* **YOUR GOAL**: Find every line below with the string "screenshot" and pick it out.

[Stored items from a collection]
▬▬▬▬▬▬
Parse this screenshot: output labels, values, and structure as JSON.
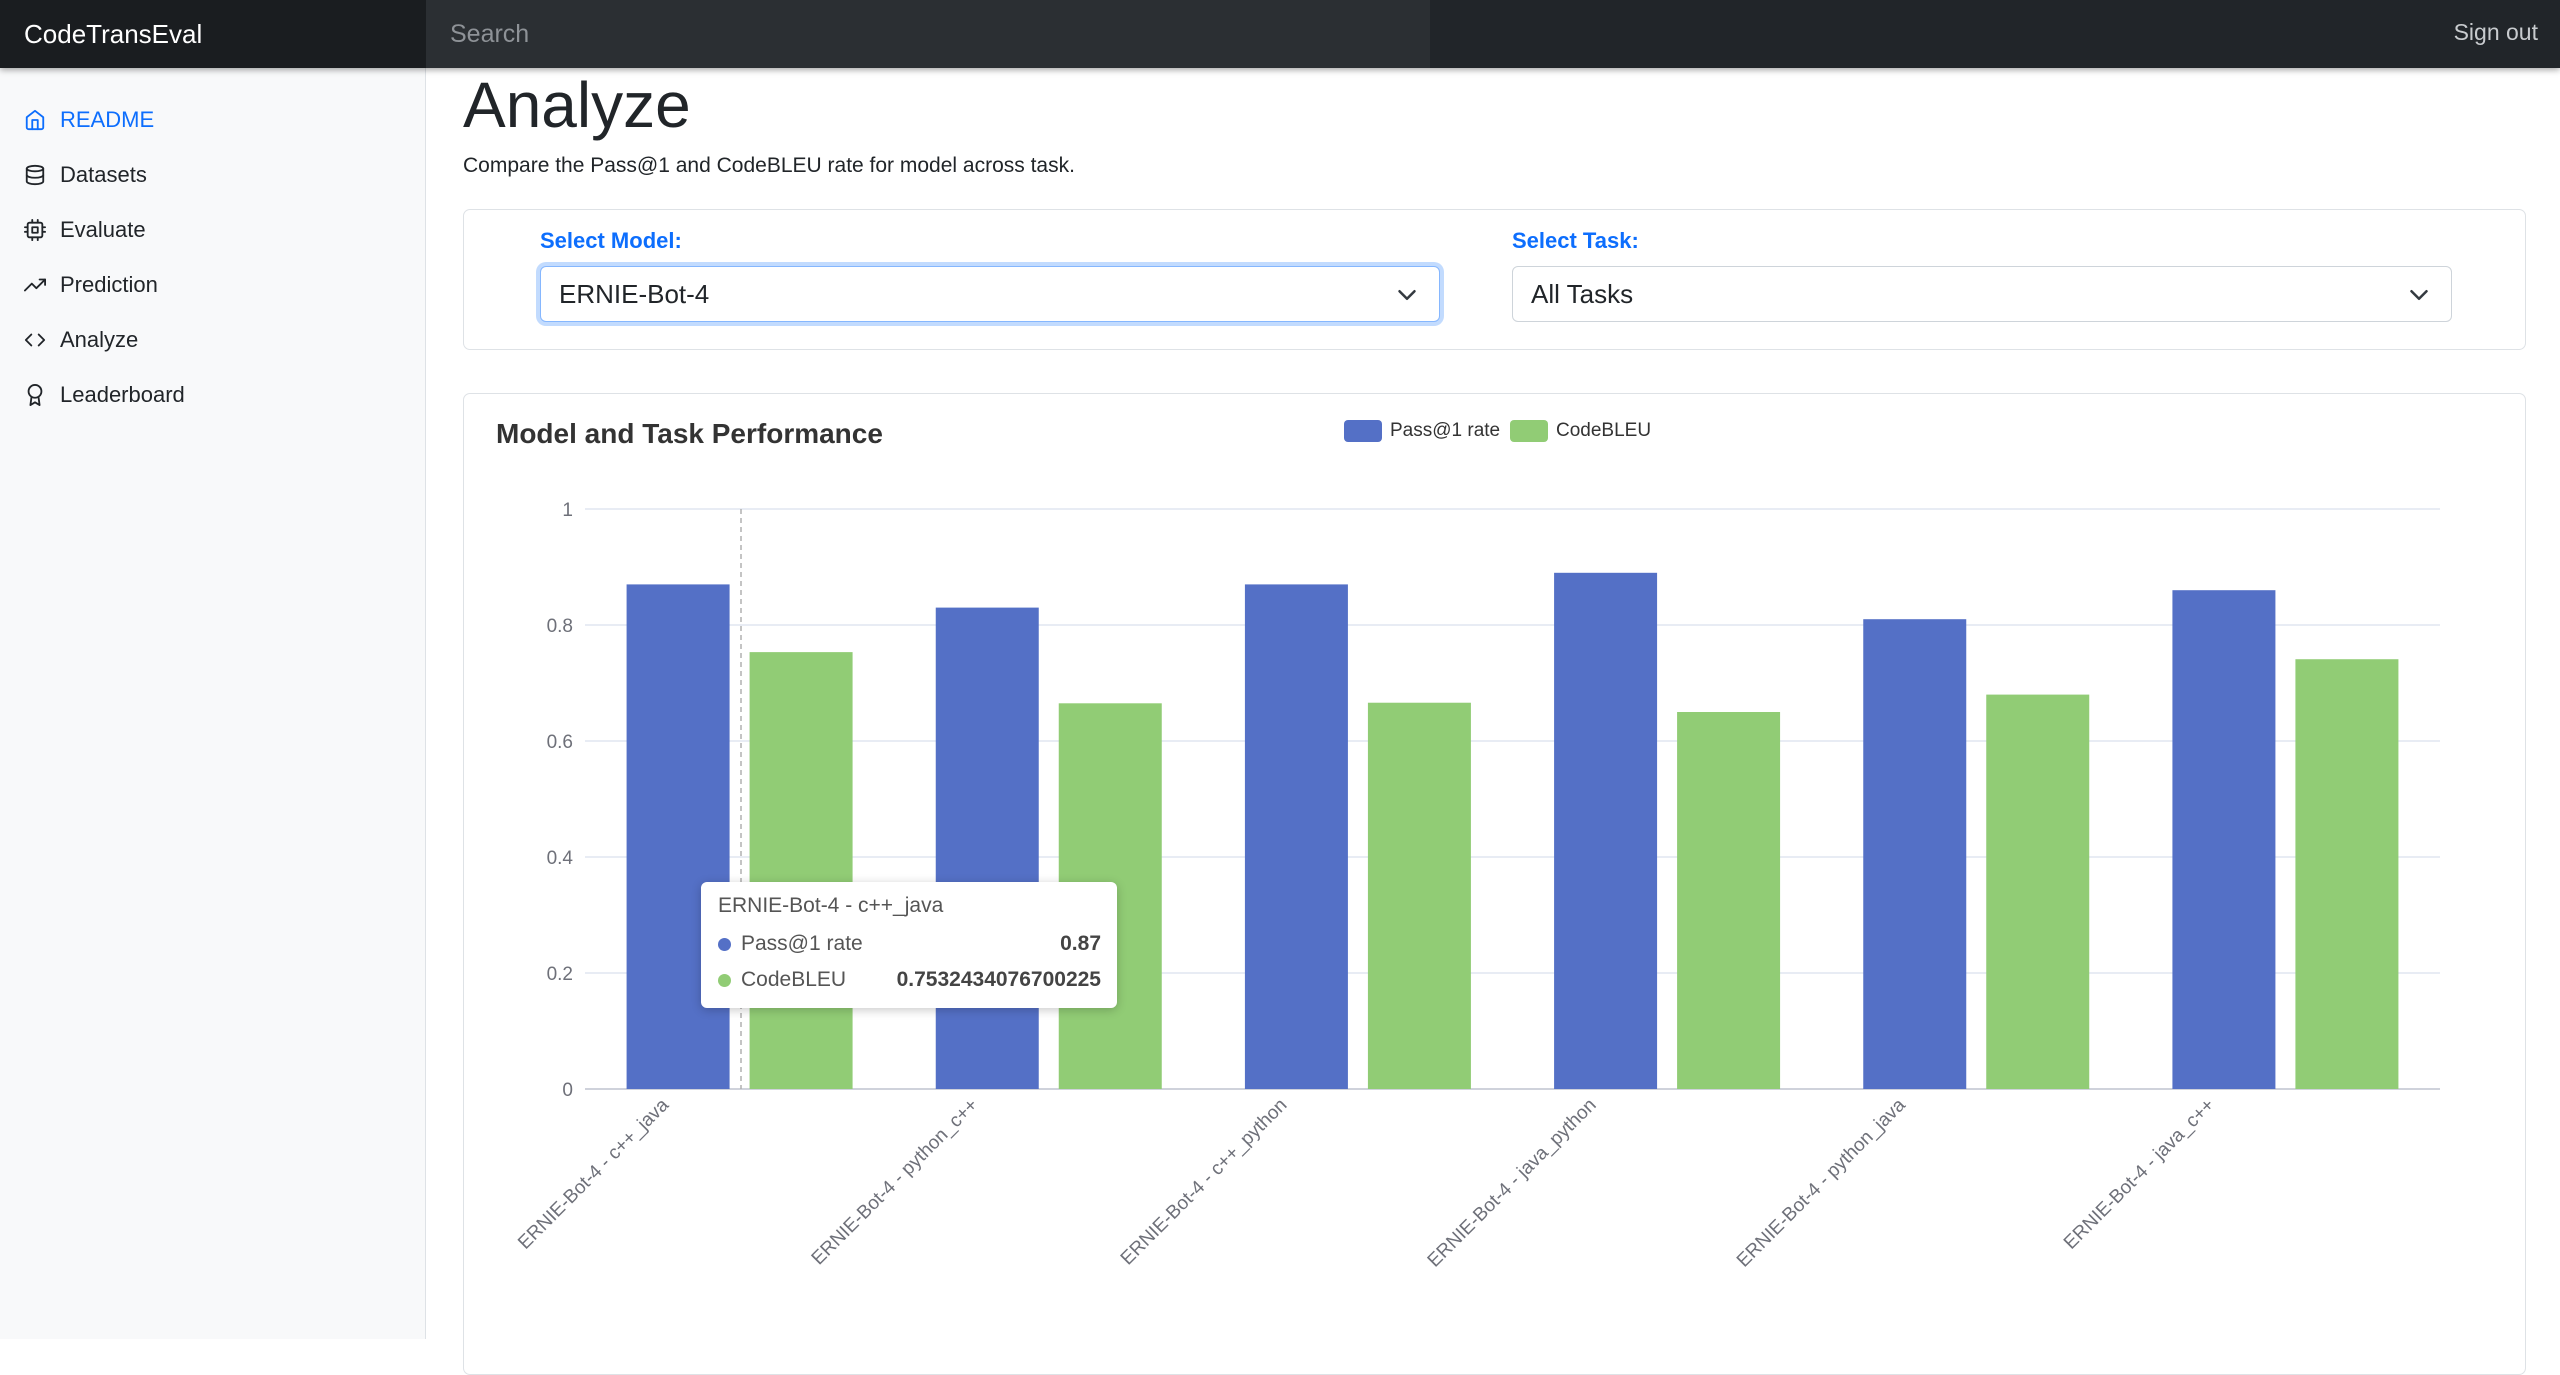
{
  "app": {
    "brand": "CodeTransEval",
    "search_placeholder": "Search",
    "sign_out": "Sign out"
  },
  "sidebar": {
    "items": [
      {
        "label": "README",
        "icon": "home-icon",
        "active": true
      },
      {
        "label": "Datasets",
        "icon": "database-icon"
      },
      {
        "label": "Evaluate",
        "icon": "cpu-icon"
      },
      {
        "label": "Prediction",
        "icon": "trending-up-icon"
      },
      {
        "label": "Analyze",
        "icon": "code-icon"
      },
      {
        "label": "Leaderboard",
        "icon": "award-icon"
      }
    ]
  },
  "page": {
    "title": "Analyze",
    "subtitle": "Compare the Pass@1 and CodeBLEU rate for model across task."
  },
  "filters": {
    "model_label": "Select Model:",
    "model_value": "ERNIE-Bot-4",
    "task_label": "Select Task:",
    "task_value": "All Tasks"
  },
  "colors": {
    "pass_at_1": "#5470c6",
    "codebleu": "#91cc75",
    "accent": "#0d6efd"
  },
  "chart_data": {
    "type": "bar",
    "title": "Model and Task Performance",
    "categories": [
      "ERNIE-Bot-4 - c++_java",
      "ERNIE-Bot-4 - python_c++",
      "ERNIE-Bot-4 - c++_python",
      "ERNIE-Bot-4 - java_python",
      "ERNIE-Bot-4 - python_java",
      "ERNIE-Bot-4 - java_c++"
    ],
    "series": [
      {
        "name": "Pass@1 rate",
        "values": [
          0.87,
          0.83,
          0.87,
          0.89,
          0.81,
          0.86
        ]
      },
      {
        "name": "CodeBLEU",
        "values": [
          0.7532434076700225,
          0.665,
          0.666,
          0.65,
          0.68,
          0.741
        ]
      }
    ],
    "ylim": [
      0,
      1
    ],
    "yticks": [
      "0",
      "0.2",
      "0.4",
      "0.6",
      "0.8",
      "1"
    ],
    "grid": true,
    "legend_position": "top-center",
    "tooltip": {
      "title": "ERNIE-Bot-4 - c++_java",
      "rows": [
        {
          "name": "Pass@1 rate",
          "value": "0.87"
        },
        {
          "name": "CodeBLEU",
          "value": "0.7532434076700225"
        }
      ]
    }
  }
}
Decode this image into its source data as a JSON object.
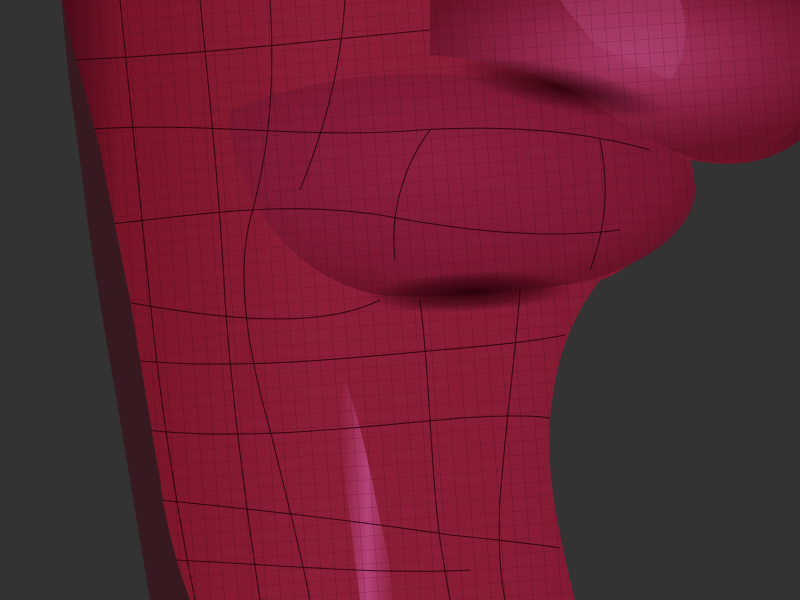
{
  "viewport": {
    "background_color": "#333333",
    "mesh": {
      "material_color": "#8a1d35",
      "shadow_color": "#3a0510",
      "highlight_color": "#c04c8c",
      "wire_color": "#2a0510",
      "polygroup_line_color": "#1a0008"
    }
  }
}
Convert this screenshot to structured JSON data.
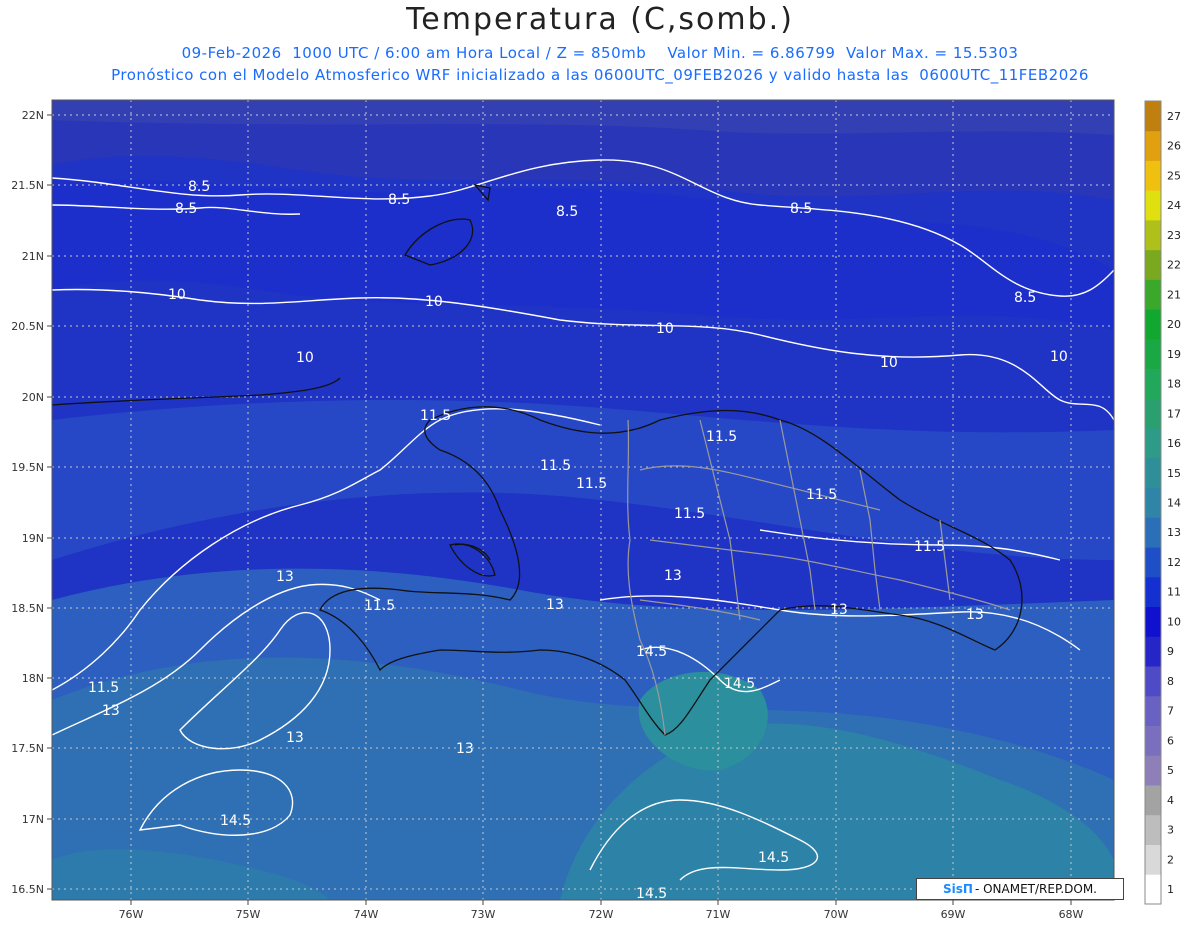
{
  "header": {
    "title": "Temperatura (C,somb.)",
    "line1": "09-Feb-2026  1000 UTC / 6:00 am Hora Local / Z = 850mb    Valor Min. = 6.86799  Valor Max. = 15.5303",
    "line2": "Pronóstico con el Modelo Atmosferico WRF inicializado a las 0600UTC_09FEB2026 y valido hasta las  0600UTC_11FEB2026"
  },
  "map": {
    "lat_labels": [
      "22N",
      "21.5N",
      "21N",
      "20.5N",
      "20N",
      "19.5N",
      "19N",
      "18.5N",
      "18N",
      "17.5N",
      "17N",
      "16.5N"
    ],
    "lon_labels": [
      "76W",
      "75W",
      "74W",
      "73W",
      "72W",
      "71W",
      "70W",
      "69W",
      "68W"
    ],
    "contour_labels": [
      "8.5",
      "8.5",
      "8.5",
      "8.5",
      "8.5",
      "8.5",
      "10",
      "10",
      "10",
      "10",
      "10",
      "10",
      "11.5",
      "11.5",
      "11.5",
      "11.5",
      "11.5",
      "11.5",
      "11.5",
      "11.5",
      "11.5",
      "13",
      "13",
      "13",
      "13",
      "13",
      "13",
      "13",
      "13",
      "14.5",
      "14.5",
      "14.5",
      "14.5"
    ],
    "colors": {
      "cold_band": "#2a36b8",
      "mid_band": "#1f35c8",
      "warm_band": "#2c5fbf",
      "warmer_band": "#2d7fa6",
      "contour": "#ffffff",
      "coast": "#111111",
      "provinces": "#9a9a9a"
    }
  },
  "colorbar": {
    "labels": [
      "1",
      "2",
      "3",
      "4",
      "5",
      "6",
      "7",
      "8",
      "9",
      "10",
      "11",
      "12",
      "13",
      "14",
      "15",
      "16",
      "17",
      "18",
      "19",
      "20",
      "21",
      "22",
      "23",
      "24",
      "25",
      "26",
      "27"
    ],
    "colors": [
      "#ffffff",
      "#d9d9d9",
      "#bdbdbd",
      "#a3a3a3",
      "#8f7fb8",
      "#7a6fbe",
      "#6a62c2",
      "#4f4ac6",
      "#2525c8",
      "#1010cf",
      "#1530d0",
      "#1e4fc6",
      "#2a6fb8",
      "#2e85a8",
      "#2e8f98",
      "#2e9a88",
      "#2aa070",
      "#22a85a",
      "#1aa845",
      "#12a830",
      "#3aa82a",
      "#7aa81f",
      "#b0c01a",
      "#e0e010",
      "#f0c010",
      "#e0a010",
      "#c08010"
    ]
  },
  "credit": {
    "logo": "SisΠ",
    "text": "- ONAMET/REP.DOM."
  }
}
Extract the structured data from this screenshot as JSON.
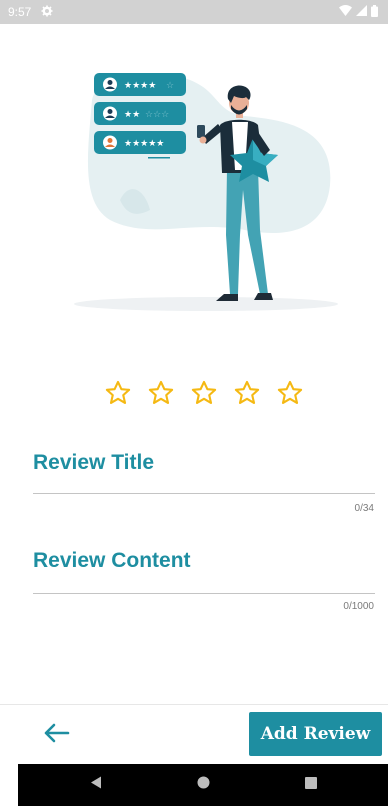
{
  "status_bar": {
    "time": "9:57",
    "icons": [
      "settings-icon",
      "wifi-icon",
      "signal-icon",
      "battery-icon"
    ]
  },
  "illustration": {
    "subject": "person-holding-star-with-review-cards",
    "review_cards": [
      {
        "stars": 4
      },
      {
        "stars": 2
      },
      {
        "stars": 5
      }
    ]
  },
  "rating": {
    "max_stars": 5,
    "selected": 0,
    "star_color": "#f5b913"
  },
  "form": {
    "title_label": "Review Title",
    "title_counter": "0/34",
    "content_label": "Review Content",
    "content_counter": "0/1000"
  },
  "actions": {
    "back_icon": "arrow-left-icon",
    "add_review_label": "Add Review"
  },
  "nav": {
    "buttons": [
      "back-triangle-icon",
      "home-circle-icon",
      "recents-square-icon"
    ]
  },
  "colors": {
    "accent": "#1e8ea1",
    "status_bar_bg": "#d2d2d2",
    "nav_bar_bg": "#000000",
    "star": "#f5b913"
  }
}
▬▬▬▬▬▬
* **EXERCISE OUTPUT**:
Parse this screenshot: output labels, values, and structure as JSON.
Convert this screenshot to structured JSON data.
Extract the structured data from this screenshot as JSON.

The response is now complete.